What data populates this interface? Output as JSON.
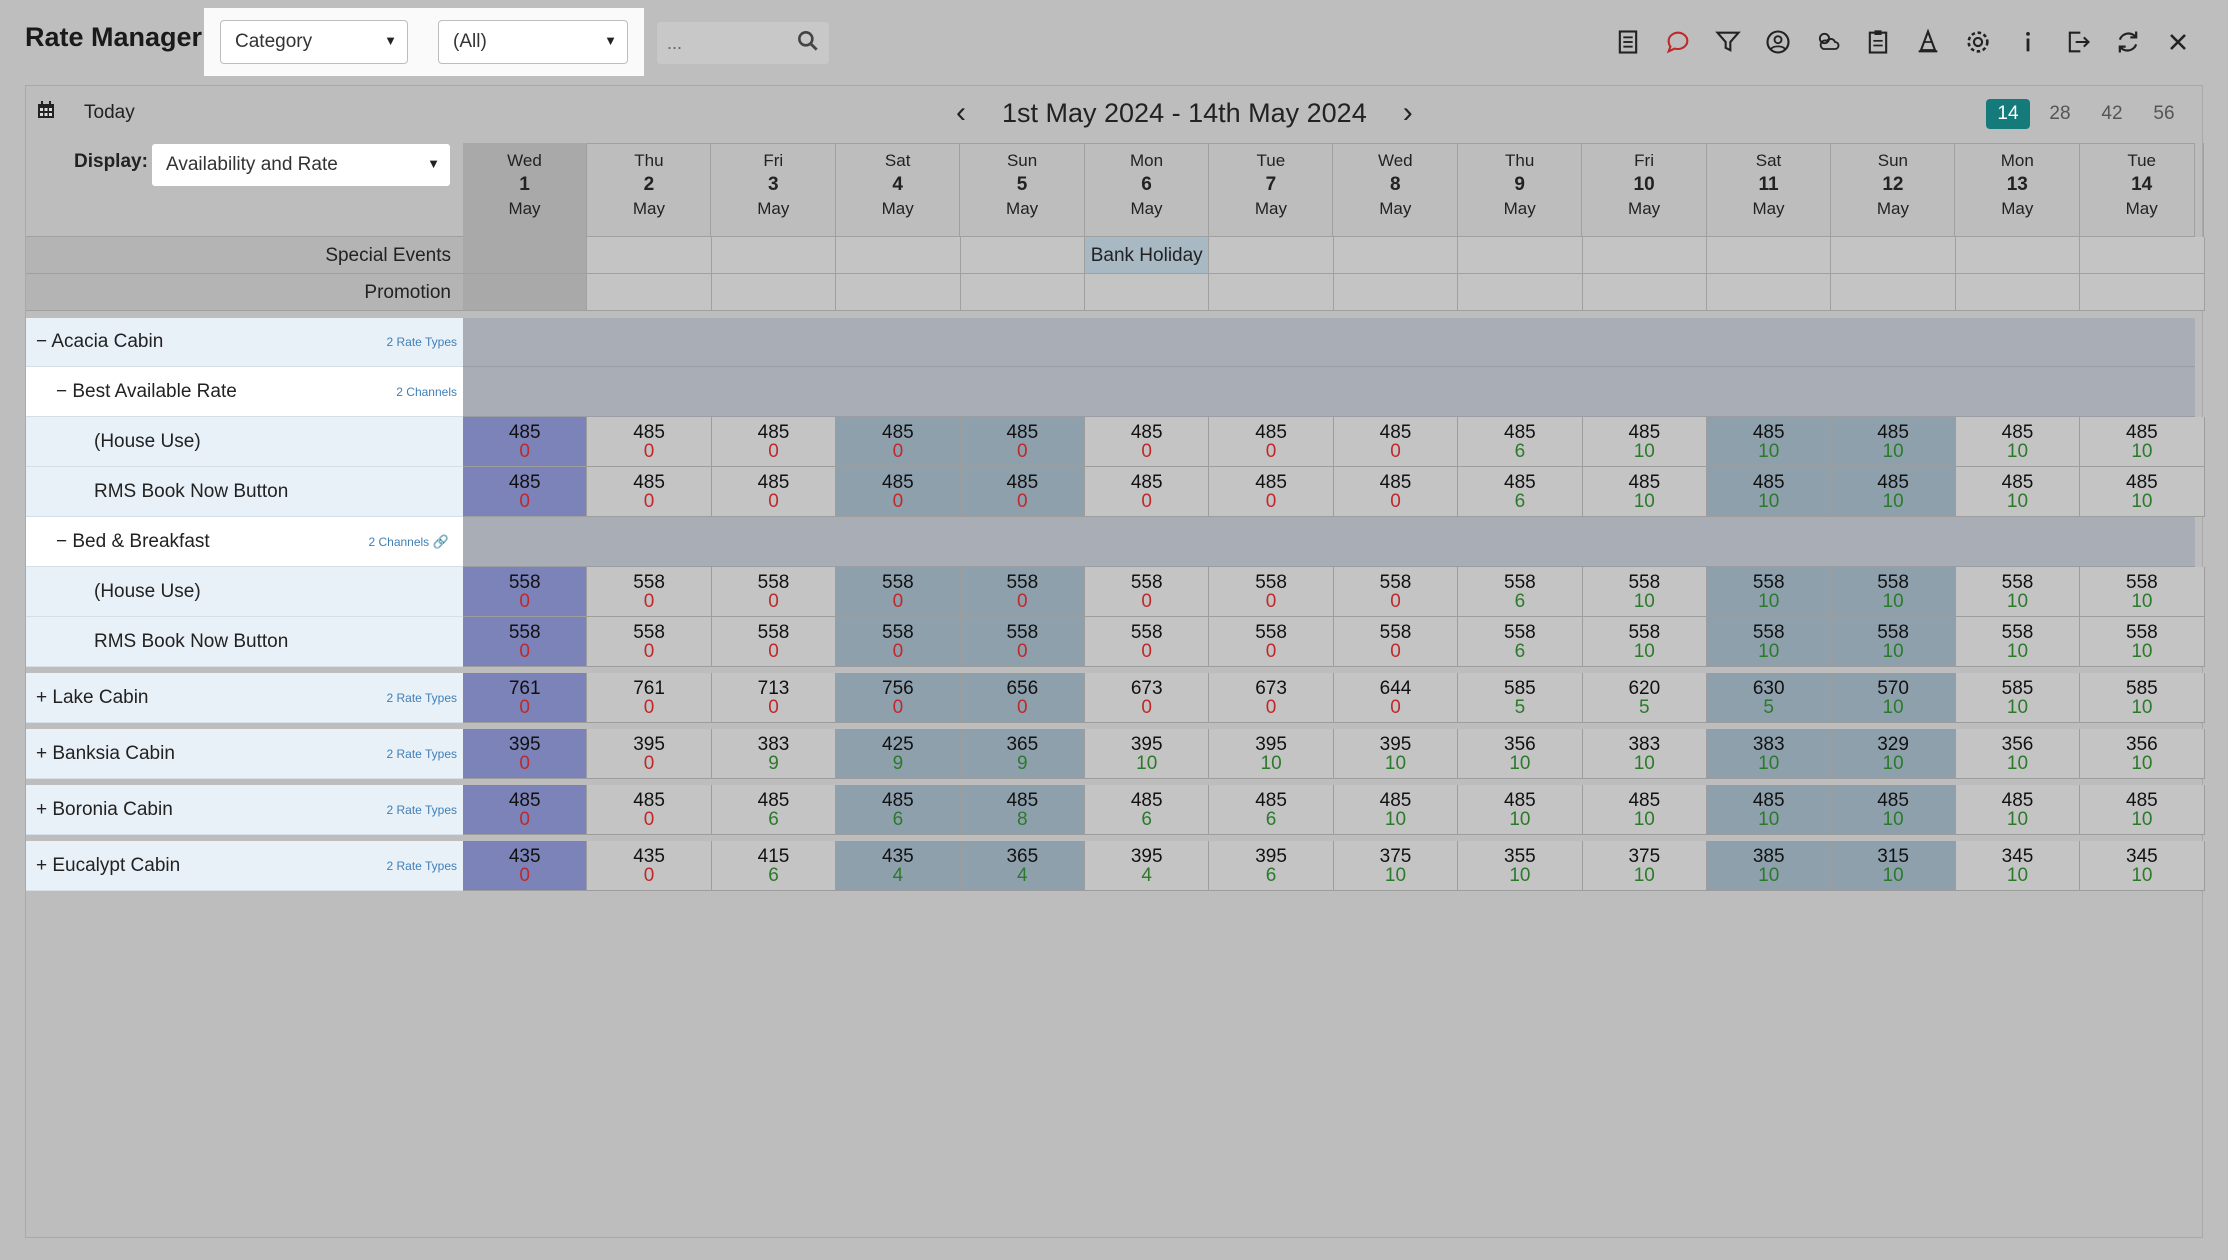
{
  "app": {
    "title": "Rate Manager"
  },
  "filters": {
    "category_select": "Category",
    "value_select": "(All)",
    "search_placeholder": "..."
  },
  "toolbar": [
    "list-icon",
    "chat-icon",
    "filter-icon",
    "user-money-icon",
    "weather-icon",
    "clipboard-icon",
    "cone-icon",
    "gear-icon",
    "info-icon",
    "logout-icon",
    "refresh-icon",
    "close-icon"
  ],
  "nav": {
    "today_label": "Today",
    "range": "1st May 2024 - 14th May 2024",
    "periods": [
      "14",
      "28",
      "42",
      "56"
    ],
    "active_period": "14"
  },
  "display": {
    "label": "Display:",
    "value": "Availability and Rate"
  },
  "days": [
    {
      "dow": "Wed",
      "num": "1",
      "mon": "May",
      "kind": "today"
    },
    {
      "dow": "Thu",
      "num": "2",
      "mon": "May",
      "kind": "norm"
    },
    {
      "dow": "Fri",
      "num": "3",
      "mon": "May",
      "kind": "norm"
    },
    {
      "dow": "Sat",
      "num": "4",
      "mon": "May",
      "kind": "weekend"
    },
    {
      "dow": "Sun",
      "num": "5",
      "mon": "May",
      "kind": "weekend"
    },
    {
      "dow": "Mon",
      "num": "6",
      "mon": "May",
      "kind": "norm"
    },
    {
      "dow": "Tue",
      "num": "7",
      "mon": "May",
      "kind": "norm"
    },
    {
      "dow": "Wed",
      "num": "8",
      "mon": "May",
      "kind": "norm"
    },
    {
      "dow": "Thu",
      "num": "9",
      "mon": "May",
      "kind": "norm"
    },
    {
      "dow": "Fri",
      "num": "10",
      "mon": "May",
      "kind": "norm"
    },
    {
      "dow": "Sat",
      "num": "11",
      "mon": "May",
      "kind": "weekend"
    },
    {
      "dow": "Sun",
      "num": "12",
      "mon": "May",
      "kind": "weekend"
    },
    {
      "dow": "Mon",
      "num": "13",
      "mon": "May",
      "kind": "norm"
    },
    {
      "dow": "Tue",
      "num": "14",
      "mon": "May",
      "kind": "norm"
    }
  ],
  "bands": {
    "special_events": {
      "label": "Special Events",
      "event_day_index": 5,
      "event": "Bank Holiday"
    },
    "promotion": {
      "label": "Promotion"
    }
  },
  "colors": {
    "active_period": "#147a7a",
    "today_col": "#7b83b8",
    "weekend_col": "#8fa0ad",
    "avail_zero": "#c0282a",
    "avail_positive": "#2b7a2b",
    "sub_link": "#3f7fb6"
  },
  "acacia": {
    "name": "Acacia Cabin",
    "sub": "2 Rate Types",
    "rate_types": [
      {
        "name": "Best Available Rate",
        "sub": "2 Channels",
        "channels": [
          {
            "name": "(House Use)",
            "rates": [
              "485",
              "485",
              "485",
              "485",
              "485",
              "485",
              "485",
              "485",
              "485",
              "485",
              "485",
              "485",
              "485",
              "485"
            ],
            "avail": [
              "0",
              "0",
              "0",
              "0",
              "0",
              "0",
              "0",
              "0",
              "6",
              "10",
              "10",
              "10",
              "10",
              "10"
            ]
          },
          {
            "name": "RMS Book Now Button",
            "rates": [
              "485",
              "485",
              "485",
              "485",
              "485",
              "485",
              "485",
              "485",
              "485",
              "485",
              "485",
              "485",
              "485",
              "485"
            ],
            "avail": [
              "0",
              "0",
              "0",
              "0",
              "0",
              "0",
              "0",
              "0",
              "6",
              "10",
              "10",
              "10",
              "10",
              "10"
            ]
          }
        ]
      },
      {
        "name": "Bed & Breakfast",
        "sub": "2 Channels",
        "channels": [
          {
            "name": "(House Use)",
            "rates": [
              "558",
              "558",
              "558",
              "558",
              "558",
              "558",
              "558",
              "558",
              "558",
              "558",
              "558",
              "558",
              "558",
              "558"
            ],
            "avail": [
              "0",
              "0",
              "0",
              "0",
              "0",
              "0",
              "0",
              "0",
              "6",
              "10",
              "10",
              "10",
              "10",
              "10"
            ]
          },
          {
            "name": "RMS Book Now Button",
            "rates": [
              "558",
              "558",
              "558",
              "558",
              "558",
              "558",
              "558",
              "558",
              "558",
              "558",
              "558",
              "558",
              "558",
              "558"
            ],
            "avail": [
              "0",
              "0",
              "0",
              "0",
              "0",
              "0",
              "0",
              "0",
              "6",
              "10",
              "10",
              "10",
              "10",
              "10"
            ]
          }
        ]
      }
    ]
  },
  "collapsed_categories": [
    {
      "name": "Lake Cabin",
      "sub": "2 Rate Types",
      "rates": [
        "761",
        "761",
        "713",
        "756",
        "656",
        "673",
        "673",
        "644",
        "585",
        "620",
        "630",
        "570",
        "585",
        "585"
      ],
      "avail": [
        "0",
        "0",
        "0",
        "0",
        "0",
        "0",
        "0",
        "0",
        "5",
        "5",
        "5",
        "10",
        "10",
        "10"
      ]
    },
    {
      "name": "Banksia Cabin",
      "sub": "2 Rate Types",
      "rates": [
        "395",
        "395",
        "383",
        "425",
        "365",
        "395",
        "395",
        "395",
        "356",
        "383",
        "383",
        "329",
        "356",
        "356"
      ],
      "avail": [
        "0",
        "0",
        "9",
        "9",
        "9",
        "10",
        "10",
        "10",
        "10",
        "10",
        "10",
        "10",
        "10",
        "10"
      ]
    },
    {
      "name": "Boronia Cabin",
      "sub": "2 Rate Types",
      "rates": [
        "485",
        "485",
        "485",
        "485",
        "485",
        "485",
        "485",
        "485",
        "485",
        "485",
        "485",
        "485",
        "485",
        "485"
      ],
      "avail": [
        "0",
        "0",
        "6",
        "6",
        "8",
        "6",
        "6",
        "10",
        "10",
        "10",
        "10",
        "10",
        "10",
        "10"
      ]
    },
    {
      "name": "Eucalypt Cabin",
      "sub": "2 Rate Types",
      "rates": [
        "435",
        "435",
        "415",
        "435",
        "365",
        "395",
        "395",
        "375",
        "355",
        "375",
        "385",
        "315",
        "345",
        "345"
      ],
      "avail": [
        "0",
        "0",
        "6",
        "4",
        "4",
        "4",
        "6",
        "10",
        "10",
        "10",
        "10",
        "10",
        "10",
        "10"
      ]
    }
  ]
}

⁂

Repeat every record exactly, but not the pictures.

What data populates this interface? Output as JSON.
{
  "app": {
    "title": "Rate Manager"
  },
  "filters": {
    "category_select": "Category",
    "value_select": "(All)",
    "search_placeholder": "..."
  },
  "toolbar": [
    "list-icon",
    "chat-icon",
    "filter-icon",
    "user-money-icon",
    "weather-icon",
    "clipboard-icon",
    "cone-icon",
    "gear-icon",
    "info-icon",
    "logout-icon",
    "refresh-icon",
    "close-icon"
  ],
  "nav": {
    "today_label": "Today",
    "range": "1st May 2024 - 14th May 2024",
    "periods": [
      "14",
      "28",
      "42",
      "56"
    ],
    "active_period": "14"
  },
  "display": {
    "label": "Display:",
    "value": "Availability and Rate"
  },
  "days": [
    {
      "dow": "Wed",
      "num": "1",
      "mon": "May",
      "kind": "today"
    },
    {
      "dow": "Thu",
      "num": "2",
      "mon": "May",
      "kind": "norm"
    },
    {
      "dow": "Fri",
      "num": "3",
      "mon": "May",
      "kind": "norm"
    },
    {
      "dow": "Sat",
      "num": "4",
      "mon": "May",
      "kind": "weekend"
    },
    {
      "dow": "Sun",
      "num": "5",
      "mon": "May",
      "kind": "weekend"
    },
    {
      "dow": "Mon",
      "num": "6",
      "mon": "May",
      "kind": "norm"
    },
    {
      "dow": "Tue",
      "num": "7",
      "mon": "May",
      "kind": "norm"
    },
    {
      "dow": "Wed",
      "num": "8",
      "mon": "May",
      "kind": "norm"
    },
    {
      "dow": "Thu",
      "num": "9",
      "mon": "May",
      "kind": "norm"
    },
    {
      "dow": "Fri",
      "num": "10",
      "mon": "May",
      "kind": "norm"
    },
    {
      "dow": "Sat",
      "num": "11",
      "mon": "May",
      "kind": "weekend"
    },
    {
      "dow": "Sun",
      "num": "12",
      "mon": "May",
      "kind": "weekend"
    },
    {
      "dow": "Mon",
      "num": "13",
      "mon": "May",
      "kind": "norm"
    },
    {
      "dow": "Tue",
      "num": "14",
      "mon": "May",
      "kind": "norm"
    }
  ],
  "bands": {
    "special_events": {
      "label": "Special Events",
      "event_day_index": 5,
      "event": "Bank Holiday"
    },
    "promotion": {
      "label": "Promotion"
    }
  },
  "colors": {
    "active_period": "#147a7a",
    "today_col": "#7b83b8",
    "weekend_col": "#8fa0ad",
    "avail_zero": "#c0282a",
    "avail_positive": "#2b7a2b",
    "sub_link": "#3f7fb6"
  },
  "acacia": {
    "name": "Acacia Cabin",
    "sub": "2 Rate Types",
    "rate_types": [
      {
        "name": "Best Available Rate",
        "sub": "2 Channels",
        "channels": [
          {
            "name": "(House Use)",
            "rates": [
              "485",
              "485",
              "485",
              "485",
              "485",
              "485",
              "485",
              "485",
              "485",
              "485",
              "485",
              "485",
              "485",
              "485"
            ],
            "avail": [
              "0",
              "0",
              "0",
              "0",
              "0",
              "0",
              "0",
              "0",
              "6",
              "10",
              "10",
              "10",
              "10",
              "10"
            ]
          },
          {
            "name": "RMS Book Now Button",
            "rates": [
              "485",
              "485",
              "485",
              "485",
              "485",
              "485",
              "485",
              "485",
              "485",
              "485",
              "485",
              "485",
              "485",
              "485"
            ],
            "avail": [
              "0",
              "0",
              "0",
              "0",
              "0",
              "0",
              "0",
              "0",
              "6",
              "10",
              "10",
              "10",
              "10",
              "10"
            ]
          }
        ]
      },
      {
        "name": "Bed & Breakfast",
        "sub": "2 Channels",
        "channels": [
          {
            "name": "(House Use)",
            "rates": [
              "558",
              "558",
              "558",
              "558",
              "558",
              "558",
              "558",
              "558",
              "558",
              "558",
              "558",
              "558",
              "558",
              "558"
            ],
            "avail": [
              "0",
              "0",
              "0",
              "0",
              "0",
              "0",
              "0",
              "0",
              "6",
              "10",
              "10",
              "10",
              "10",
              "10"
            ]
          },
          {
            "name": "RMS Book Now Button",
            "rates": [
              "558",
              "558",
              "558",
              "558",
              "558",
              "558",
              "558",
              "558",
              "558",
              "558",
              "558",
              "558",
              "558",
              "558"
            ],
            "avail": [
              "0",
              "0",
              "0",
              "0",
              "0",
              "0",
              "0",
              "0",
              "6",
              "10",
              "10",
              "10",
              "10",
              "10"
            ]
          }
        ]
      }
    ]
  },
  "collapsed_categories": [
    {
      "name": "Lake Cabin",
      "sub": "2 Rate Types",
      "rates": [
        "761",
        "761",
        "713",
        "756",
        "656",
        "673",
        "673",
        "644",
        "585",
        "620",
        "630",
        "570",
        "585",
        "585"
      ],
      "avail": [
        "0",
        "0",
        "0",
        "0",
        "0",
        "0",
        "0",
        "0",
        "5",
        "5",
        "5",
        "10",
        "10",
        "10"
      ]
    },
    {
      "name": "Banksia Cabin",
      "sub": "2 Rate Types",
      "rates": [
        "395",
        "395",
        "383",
        "425",
        "365",
        "395",
        "395",
        "395",
        "356",
        "383",
        "383",
        "329",
        "356",
        "356"
      ],
      "avail": [
        "0",
        "0",
        "9",
        "9",
        "9",
        "10",
        "10",
        "10",
        "10",
        "10",
        "10",
        "10",
        "10",
        "10"
      ]
    },
    {
      "name": "Boronia Cabin",
      "sub": "2 Rate Types",
      "rates": [
        "485",
        "485",
        "485",
        "485",
        "485",
        "485",
        "485",
        "485",
        "485",
        "485",
        "485",
        "485",
        "485",
        "485"
      ],
      "avail": [
        "0",
        "0",
        "6",
        "6",
        "8",
        "6",
        "6",
        "10",
        "10",
        "10",
        "10",
        "10",
        "10",
        "10"
      ]
    },
    {
      "name": "Eucalypt Cabin",
      "sub": "2 Rate Types",
      "rates": [
        "435",
        "435",
        "415",
        "435",
        "365",
        "395",
        "395",
        "375",
        "355",
        "375",
        "385",
        "315",
        "345",
        "345"
      ],
      "avail": [
        "0",
        "0",
        "6",
        "4",
        "4",
        "4",
        "6",
        "10",
        "10",
        "10",
        "10",
        "10",
        "10",
        "10"
      ]
    }
  ]
}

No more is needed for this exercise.